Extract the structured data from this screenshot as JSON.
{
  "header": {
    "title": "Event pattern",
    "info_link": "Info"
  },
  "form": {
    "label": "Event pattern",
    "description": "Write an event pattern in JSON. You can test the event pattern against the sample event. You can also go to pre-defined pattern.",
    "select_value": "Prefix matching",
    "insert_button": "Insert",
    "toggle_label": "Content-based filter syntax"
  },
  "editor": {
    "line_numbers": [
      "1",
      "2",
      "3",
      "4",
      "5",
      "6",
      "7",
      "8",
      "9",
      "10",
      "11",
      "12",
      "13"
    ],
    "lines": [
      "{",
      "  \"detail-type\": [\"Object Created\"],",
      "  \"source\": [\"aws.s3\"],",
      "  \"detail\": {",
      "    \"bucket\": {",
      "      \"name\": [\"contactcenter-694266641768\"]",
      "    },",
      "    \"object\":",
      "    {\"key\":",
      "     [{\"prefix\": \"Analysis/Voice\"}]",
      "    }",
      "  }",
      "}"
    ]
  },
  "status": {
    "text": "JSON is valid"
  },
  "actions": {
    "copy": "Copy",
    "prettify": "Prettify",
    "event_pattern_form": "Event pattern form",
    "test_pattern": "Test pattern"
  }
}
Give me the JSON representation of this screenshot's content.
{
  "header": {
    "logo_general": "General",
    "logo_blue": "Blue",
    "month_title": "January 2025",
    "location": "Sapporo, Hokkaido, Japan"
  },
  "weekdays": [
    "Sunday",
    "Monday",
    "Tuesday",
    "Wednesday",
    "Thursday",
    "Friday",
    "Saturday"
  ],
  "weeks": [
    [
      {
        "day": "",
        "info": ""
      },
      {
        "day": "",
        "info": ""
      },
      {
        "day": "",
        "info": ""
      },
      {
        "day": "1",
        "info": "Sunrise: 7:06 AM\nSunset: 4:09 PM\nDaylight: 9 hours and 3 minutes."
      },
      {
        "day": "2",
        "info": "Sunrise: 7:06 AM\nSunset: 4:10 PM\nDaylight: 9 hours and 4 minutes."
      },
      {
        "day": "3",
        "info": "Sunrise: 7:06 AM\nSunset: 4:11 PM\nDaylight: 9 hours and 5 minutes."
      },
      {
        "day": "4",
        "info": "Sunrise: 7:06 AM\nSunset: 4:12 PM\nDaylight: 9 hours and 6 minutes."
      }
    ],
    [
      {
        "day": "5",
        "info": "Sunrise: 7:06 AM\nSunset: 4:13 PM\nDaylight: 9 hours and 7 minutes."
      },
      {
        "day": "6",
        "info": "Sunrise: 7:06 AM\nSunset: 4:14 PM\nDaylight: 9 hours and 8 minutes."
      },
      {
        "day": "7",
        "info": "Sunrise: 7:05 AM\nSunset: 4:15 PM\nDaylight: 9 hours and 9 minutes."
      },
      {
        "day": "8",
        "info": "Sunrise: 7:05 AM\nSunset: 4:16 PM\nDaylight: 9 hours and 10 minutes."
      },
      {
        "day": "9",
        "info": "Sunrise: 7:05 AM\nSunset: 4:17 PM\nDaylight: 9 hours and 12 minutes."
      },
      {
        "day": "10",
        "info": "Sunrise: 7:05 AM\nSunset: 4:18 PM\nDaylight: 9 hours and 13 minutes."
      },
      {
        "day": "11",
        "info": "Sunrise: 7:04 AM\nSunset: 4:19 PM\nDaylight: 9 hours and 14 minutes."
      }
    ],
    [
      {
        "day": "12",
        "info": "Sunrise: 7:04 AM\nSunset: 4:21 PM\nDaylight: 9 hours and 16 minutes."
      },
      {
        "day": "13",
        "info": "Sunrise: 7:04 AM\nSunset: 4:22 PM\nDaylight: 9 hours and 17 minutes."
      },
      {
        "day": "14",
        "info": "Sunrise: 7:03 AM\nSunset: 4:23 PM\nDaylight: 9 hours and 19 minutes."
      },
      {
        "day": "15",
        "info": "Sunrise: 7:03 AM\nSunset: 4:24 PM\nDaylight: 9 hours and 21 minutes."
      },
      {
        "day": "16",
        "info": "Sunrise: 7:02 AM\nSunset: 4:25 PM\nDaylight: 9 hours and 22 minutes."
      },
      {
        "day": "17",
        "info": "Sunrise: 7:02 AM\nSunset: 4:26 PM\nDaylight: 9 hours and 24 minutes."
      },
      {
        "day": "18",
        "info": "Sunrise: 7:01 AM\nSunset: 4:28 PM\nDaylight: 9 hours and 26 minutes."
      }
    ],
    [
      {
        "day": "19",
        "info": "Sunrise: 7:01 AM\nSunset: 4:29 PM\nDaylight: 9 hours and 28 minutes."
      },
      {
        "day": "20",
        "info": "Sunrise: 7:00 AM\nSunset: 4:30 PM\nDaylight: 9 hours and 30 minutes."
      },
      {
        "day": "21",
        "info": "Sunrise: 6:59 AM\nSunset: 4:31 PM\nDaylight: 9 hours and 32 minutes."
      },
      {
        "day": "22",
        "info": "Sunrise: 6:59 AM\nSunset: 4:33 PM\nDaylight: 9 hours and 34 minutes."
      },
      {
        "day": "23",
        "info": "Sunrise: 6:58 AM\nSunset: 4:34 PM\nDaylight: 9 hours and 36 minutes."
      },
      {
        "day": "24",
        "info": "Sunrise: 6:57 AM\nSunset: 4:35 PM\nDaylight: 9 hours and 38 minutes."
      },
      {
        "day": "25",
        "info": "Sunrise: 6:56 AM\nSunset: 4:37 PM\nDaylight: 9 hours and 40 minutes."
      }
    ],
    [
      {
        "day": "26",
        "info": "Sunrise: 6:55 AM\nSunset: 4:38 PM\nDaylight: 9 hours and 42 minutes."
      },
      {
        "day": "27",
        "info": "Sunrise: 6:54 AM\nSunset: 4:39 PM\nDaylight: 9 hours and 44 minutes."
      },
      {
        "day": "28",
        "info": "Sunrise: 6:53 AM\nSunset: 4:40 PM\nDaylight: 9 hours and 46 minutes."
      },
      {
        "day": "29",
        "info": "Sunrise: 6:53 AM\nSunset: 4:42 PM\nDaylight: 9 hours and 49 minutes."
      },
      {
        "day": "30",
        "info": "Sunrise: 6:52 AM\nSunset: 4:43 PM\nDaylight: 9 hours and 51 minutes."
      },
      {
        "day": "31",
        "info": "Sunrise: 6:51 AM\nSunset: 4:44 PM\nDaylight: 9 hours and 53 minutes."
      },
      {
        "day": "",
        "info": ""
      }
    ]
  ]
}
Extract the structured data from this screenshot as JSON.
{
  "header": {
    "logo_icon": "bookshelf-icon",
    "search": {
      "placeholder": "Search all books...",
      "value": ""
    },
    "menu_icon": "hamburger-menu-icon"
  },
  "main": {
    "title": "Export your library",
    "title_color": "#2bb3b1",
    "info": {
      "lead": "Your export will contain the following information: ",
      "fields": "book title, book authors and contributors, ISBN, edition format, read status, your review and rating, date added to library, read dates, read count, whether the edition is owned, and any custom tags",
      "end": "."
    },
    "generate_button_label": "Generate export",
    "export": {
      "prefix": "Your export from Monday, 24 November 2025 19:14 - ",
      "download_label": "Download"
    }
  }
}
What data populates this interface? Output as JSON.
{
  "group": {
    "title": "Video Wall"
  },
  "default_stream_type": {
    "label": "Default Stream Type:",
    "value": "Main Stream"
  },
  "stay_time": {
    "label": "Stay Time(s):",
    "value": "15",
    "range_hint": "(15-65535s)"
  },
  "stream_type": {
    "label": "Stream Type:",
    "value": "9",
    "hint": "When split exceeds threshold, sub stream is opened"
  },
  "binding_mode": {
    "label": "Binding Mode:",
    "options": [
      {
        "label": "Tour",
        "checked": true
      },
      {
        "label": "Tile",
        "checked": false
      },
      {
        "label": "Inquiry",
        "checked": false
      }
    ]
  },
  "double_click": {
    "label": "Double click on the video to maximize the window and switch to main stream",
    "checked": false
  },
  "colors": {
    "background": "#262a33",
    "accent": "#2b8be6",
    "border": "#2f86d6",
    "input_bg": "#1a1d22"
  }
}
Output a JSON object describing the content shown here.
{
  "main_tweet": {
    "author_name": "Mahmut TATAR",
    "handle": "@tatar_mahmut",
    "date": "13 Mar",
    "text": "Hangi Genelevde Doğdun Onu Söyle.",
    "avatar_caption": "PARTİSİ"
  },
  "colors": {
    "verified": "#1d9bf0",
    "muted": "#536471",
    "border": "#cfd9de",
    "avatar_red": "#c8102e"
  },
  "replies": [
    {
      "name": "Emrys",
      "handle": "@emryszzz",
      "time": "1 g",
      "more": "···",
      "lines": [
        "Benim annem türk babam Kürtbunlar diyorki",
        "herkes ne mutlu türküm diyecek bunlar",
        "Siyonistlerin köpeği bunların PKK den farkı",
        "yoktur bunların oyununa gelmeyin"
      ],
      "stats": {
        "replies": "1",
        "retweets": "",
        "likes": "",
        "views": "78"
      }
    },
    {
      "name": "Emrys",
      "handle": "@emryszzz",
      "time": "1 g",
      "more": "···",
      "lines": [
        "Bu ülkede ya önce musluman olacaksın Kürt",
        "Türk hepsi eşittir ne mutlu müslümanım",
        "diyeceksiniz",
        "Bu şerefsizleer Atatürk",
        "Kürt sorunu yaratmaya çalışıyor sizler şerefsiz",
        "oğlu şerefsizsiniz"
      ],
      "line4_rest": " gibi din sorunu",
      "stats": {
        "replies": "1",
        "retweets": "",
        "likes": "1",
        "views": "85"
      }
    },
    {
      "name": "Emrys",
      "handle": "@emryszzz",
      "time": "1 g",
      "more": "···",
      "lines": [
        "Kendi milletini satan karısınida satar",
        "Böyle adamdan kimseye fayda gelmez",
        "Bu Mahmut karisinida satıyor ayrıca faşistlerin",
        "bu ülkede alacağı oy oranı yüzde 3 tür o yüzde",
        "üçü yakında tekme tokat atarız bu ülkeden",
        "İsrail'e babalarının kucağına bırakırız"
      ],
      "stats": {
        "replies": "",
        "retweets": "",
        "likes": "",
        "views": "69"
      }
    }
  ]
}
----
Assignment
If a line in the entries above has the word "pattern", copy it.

Response
    "title": "Event pattern",
    "label": "Event pattern",
    "description": "Write an event pattern in JSON. You can test the event pattern against the sample event. You can also go to pre-defined pattern.",
    "event_pattern_form": "Event pattern form",
    "test_pattern": "Test pattern"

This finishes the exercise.